It’s Christmas season, and you know what that means: Extra-long queues at airport check-in and “security;” once-a-year travelers who won’t just get out of the plane’s aisle and just sit the hell down; and of course parents/kids/friends who insist that you never emailed them the details of your flight.
We can’t fix the queues, the morons who mill in the aisles, or your lying friends and family, but I can show you how to quickly track a flight right from the Messages app, or anywhere else you see a flight number written down on your iPhone. Let’s take a look.
Both he Mac and iOS have something called data detectors. This feature recognizes things like dates, addresses, and flight numbers, and turns them into tappable links. Dates can be added to your calendar, links can be opened, addresses can be revealed in Maps.
Today, we’re looking at flights.
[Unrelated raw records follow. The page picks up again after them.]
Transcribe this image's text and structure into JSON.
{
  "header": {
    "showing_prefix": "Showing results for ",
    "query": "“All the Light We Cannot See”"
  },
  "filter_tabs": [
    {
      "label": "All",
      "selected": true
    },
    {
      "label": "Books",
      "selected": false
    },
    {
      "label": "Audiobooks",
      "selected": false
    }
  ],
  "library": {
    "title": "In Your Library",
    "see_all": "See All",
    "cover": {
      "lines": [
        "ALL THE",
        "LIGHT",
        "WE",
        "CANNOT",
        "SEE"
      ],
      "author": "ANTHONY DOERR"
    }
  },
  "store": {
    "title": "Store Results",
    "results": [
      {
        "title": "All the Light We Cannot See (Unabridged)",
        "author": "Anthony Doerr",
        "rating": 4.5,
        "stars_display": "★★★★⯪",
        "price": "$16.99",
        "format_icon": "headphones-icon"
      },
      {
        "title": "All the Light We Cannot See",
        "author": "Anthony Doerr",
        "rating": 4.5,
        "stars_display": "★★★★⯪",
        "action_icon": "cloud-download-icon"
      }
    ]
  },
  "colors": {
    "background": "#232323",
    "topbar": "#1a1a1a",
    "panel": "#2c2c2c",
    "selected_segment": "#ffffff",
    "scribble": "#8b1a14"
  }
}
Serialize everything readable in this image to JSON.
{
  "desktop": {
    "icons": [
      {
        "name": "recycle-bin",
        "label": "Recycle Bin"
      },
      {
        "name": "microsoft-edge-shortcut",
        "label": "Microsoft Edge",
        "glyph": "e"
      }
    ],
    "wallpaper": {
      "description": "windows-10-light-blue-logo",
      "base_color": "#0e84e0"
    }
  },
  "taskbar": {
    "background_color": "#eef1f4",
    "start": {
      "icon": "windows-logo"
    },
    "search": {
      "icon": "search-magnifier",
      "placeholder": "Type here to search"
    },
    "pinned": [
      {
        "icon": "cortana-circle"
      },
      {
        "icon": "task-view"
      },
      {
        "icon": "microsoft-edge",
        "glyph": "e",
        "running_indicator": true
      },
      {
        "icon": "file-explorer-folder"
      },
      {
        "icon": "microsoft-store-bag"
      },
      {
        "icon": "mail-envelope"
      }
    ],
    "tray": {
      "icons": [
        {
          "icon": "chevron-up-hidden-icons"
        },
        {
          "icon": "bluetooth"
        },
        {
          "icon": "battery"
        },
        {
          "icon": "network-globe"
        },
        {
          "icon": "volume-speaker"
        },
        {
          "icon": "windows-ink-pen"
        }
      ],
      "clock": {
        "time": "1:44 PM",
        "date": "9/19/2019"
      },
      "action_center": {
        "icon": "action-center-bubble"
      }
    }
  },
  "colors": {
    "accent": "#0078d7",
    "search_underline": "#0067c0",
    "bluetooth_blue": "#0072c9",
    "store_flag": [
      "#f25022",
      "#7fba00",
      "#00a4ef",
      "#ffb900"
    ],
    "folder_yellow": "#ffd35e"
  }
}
If somebody sends you a straight flight number, the kind that looks like this:
Then you can just tap on it to show the flight details. The first tap offers to copy the number, or to view/preview the flight. Tap again to bring up this view:
If the flight is airborne, then you can also see its progress on the map. Readers who are reading this article on an Apple device can probably just tap that number above and see the details of the perfect Christmas destination for escaping your idiotic family and friends.
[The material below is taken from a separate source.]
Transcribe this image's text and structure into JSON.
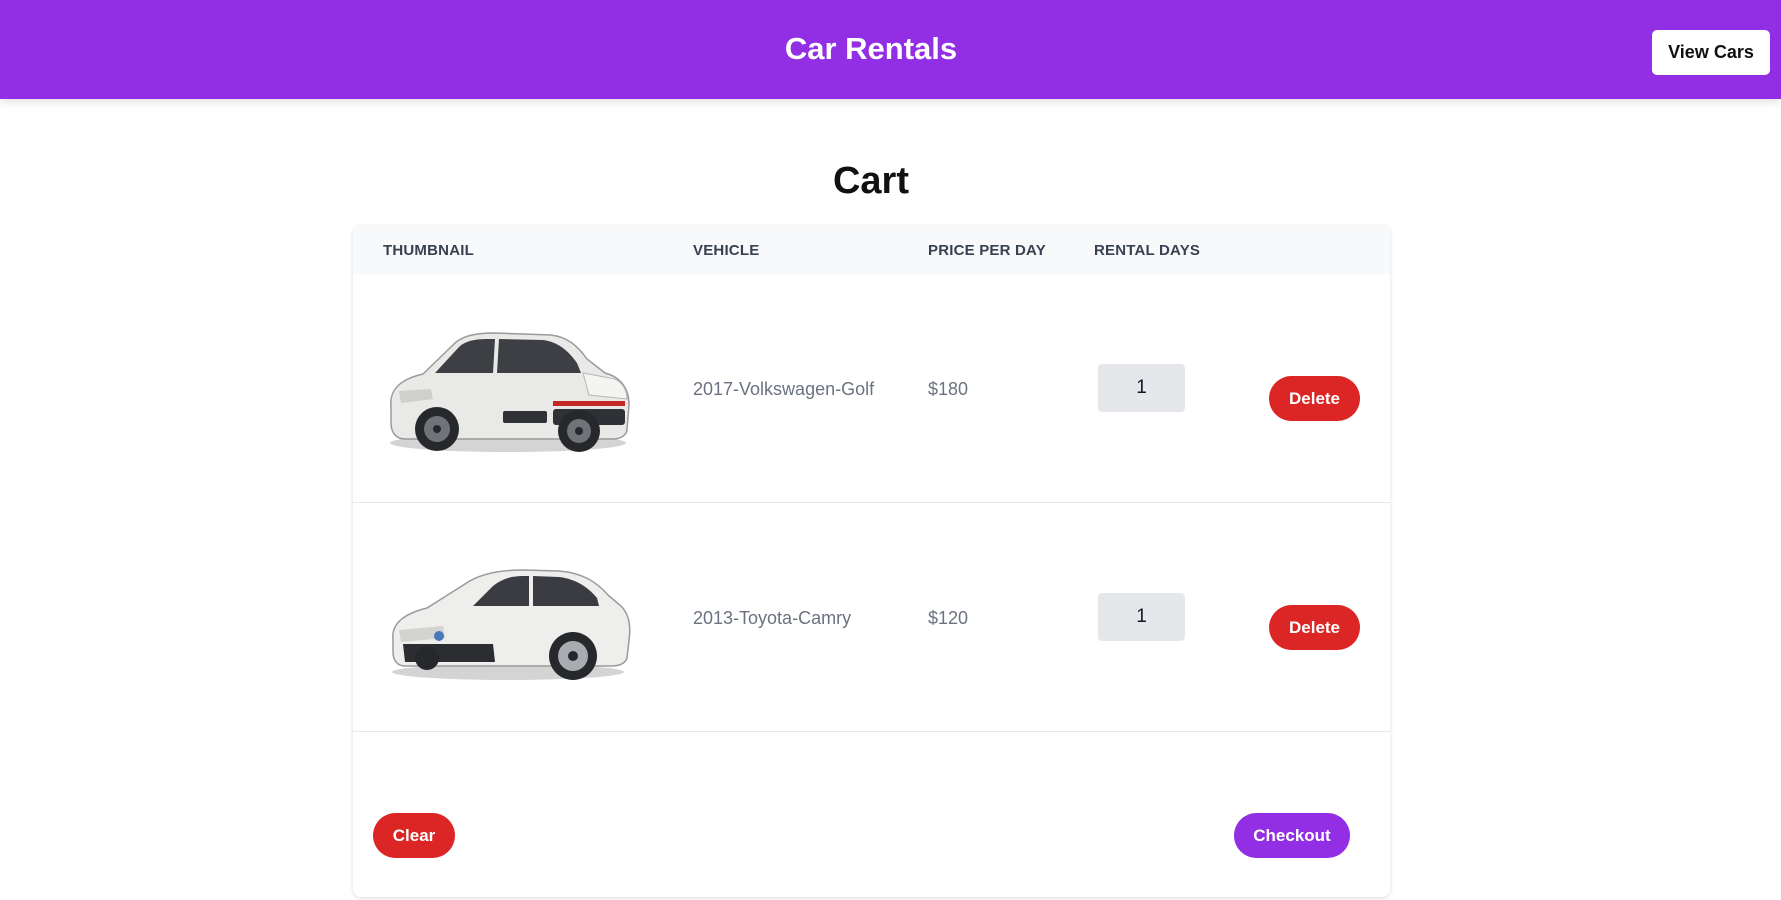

This isn’t just handy for sending to people who want to track your flight. The panel is easily as good as most flight-tracker apps in the App Store. It shows the map, departure and arrival times, flight duration and status, and baggage claim information. The panel also has links to the airline’s home page, and the Maps app. It’s a great way to quickly get updates on your own flights.
Manually trigger flight tracking
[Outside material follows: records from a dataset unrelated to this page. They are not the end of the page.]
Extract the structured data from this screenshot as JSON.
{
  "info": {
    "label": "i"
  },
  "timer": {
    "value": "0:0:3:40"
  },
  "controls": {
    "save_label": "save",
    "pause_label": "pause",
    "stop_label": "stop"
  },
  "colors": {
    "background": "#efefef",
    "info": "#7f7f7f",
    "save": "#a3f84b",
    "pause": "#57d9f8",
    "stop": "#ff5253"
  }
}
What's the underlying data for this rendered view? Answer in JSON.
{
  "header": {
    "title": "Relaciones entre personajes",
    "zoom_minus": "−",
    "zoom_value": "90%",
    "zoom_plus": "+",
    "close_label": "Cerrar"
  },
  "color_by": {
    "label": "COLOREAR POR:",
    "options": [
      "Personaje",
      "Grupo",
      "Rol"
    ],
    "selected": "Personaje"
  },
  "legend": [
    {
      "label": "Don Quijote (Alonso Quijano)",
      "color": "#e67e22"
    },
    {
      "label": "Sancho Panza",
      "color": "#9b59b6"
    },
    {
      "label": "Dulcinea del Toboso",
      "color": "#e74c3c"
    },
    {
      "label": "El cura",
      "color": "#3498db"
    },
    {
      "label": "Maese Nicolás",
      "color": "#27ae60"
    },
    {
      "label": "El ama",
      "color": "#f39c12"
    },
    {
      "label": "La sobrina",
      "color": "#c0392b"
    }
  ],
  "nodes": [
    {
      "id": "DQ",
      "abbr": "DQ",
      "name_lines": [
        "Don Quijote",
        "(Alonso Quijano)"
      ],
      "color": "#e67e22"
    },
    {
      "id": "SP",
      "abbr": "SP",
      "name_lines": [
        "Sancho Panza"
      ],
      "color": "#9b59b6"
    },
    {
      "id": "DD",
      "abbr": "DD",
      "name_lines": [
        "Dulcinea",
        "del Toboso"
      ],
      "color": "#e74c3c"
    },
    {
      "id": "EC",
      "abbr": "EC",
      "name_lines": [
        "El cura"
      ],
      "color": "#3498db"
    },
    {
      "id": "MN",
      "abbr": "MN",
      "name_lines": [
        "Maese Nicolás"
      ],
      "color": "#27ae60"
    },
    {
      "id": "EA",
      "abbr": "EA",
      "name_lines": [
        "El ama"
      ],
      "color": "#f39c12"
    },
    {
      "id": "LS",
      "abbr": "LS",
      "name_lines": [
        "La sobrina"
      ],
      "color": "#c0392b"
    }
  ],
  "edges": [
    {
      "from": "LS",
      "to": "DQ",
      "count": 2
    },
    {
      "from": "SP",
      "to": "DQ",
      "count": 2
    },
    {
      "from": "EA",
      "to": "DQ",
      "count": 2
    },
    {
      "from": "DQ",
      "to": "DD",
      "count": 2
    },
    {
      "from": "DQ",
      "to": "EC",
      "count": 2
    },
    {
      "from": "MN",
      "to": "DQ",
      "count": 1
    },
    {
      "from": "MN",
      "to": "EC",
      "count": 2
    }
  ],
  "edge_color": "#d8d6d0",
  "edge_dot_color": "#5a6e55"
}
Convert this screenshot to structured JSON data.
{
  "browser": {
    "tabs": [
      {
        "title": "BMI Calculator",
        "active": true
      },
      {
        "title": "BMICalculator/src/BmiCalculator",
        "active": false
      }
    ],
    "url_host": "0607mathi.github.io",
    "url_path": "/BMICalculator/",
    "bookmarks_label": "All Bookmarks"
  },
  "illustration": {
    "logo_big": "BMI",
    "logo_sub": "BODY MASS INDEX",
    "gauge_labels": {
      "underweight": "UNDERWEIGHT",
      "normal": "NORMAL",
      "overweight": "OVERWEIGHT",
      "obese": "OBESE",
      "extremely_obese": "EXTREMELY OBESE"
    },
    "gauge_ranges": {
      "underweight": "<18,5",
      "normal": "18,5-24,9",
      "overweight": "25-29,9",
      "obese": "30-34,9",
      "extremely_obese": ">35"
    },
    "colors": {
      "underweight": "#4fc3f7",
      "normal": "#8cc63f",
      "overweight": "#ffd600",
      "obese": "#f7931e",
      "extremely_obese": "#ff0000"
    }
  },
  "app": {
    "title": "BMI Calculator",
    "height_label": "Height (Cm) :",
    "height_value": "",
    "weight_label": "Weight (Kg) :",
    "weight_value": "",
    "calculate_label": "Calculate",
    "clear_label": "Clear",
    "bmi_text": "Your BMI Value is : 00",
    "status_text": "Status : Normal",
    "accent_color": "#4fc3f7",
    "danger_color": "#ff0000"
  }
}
If iOS doesn’t manage to detect a flight number — perhaps you’ve just typed it into the Notes app as text — then you can just tap on the number to select it, and then tap Look Up in the popover.
This will get you to the exact same place. Enjoy your flight! And don’t let that bigoted uncle get away with his narrow-minded rants at the Christmas dinner table this year. Shut him down for once. There’s already enough hate on Twitter and Facebook all year long, so spread some Christmas cheer instead.
Let’s block ads! (Why?)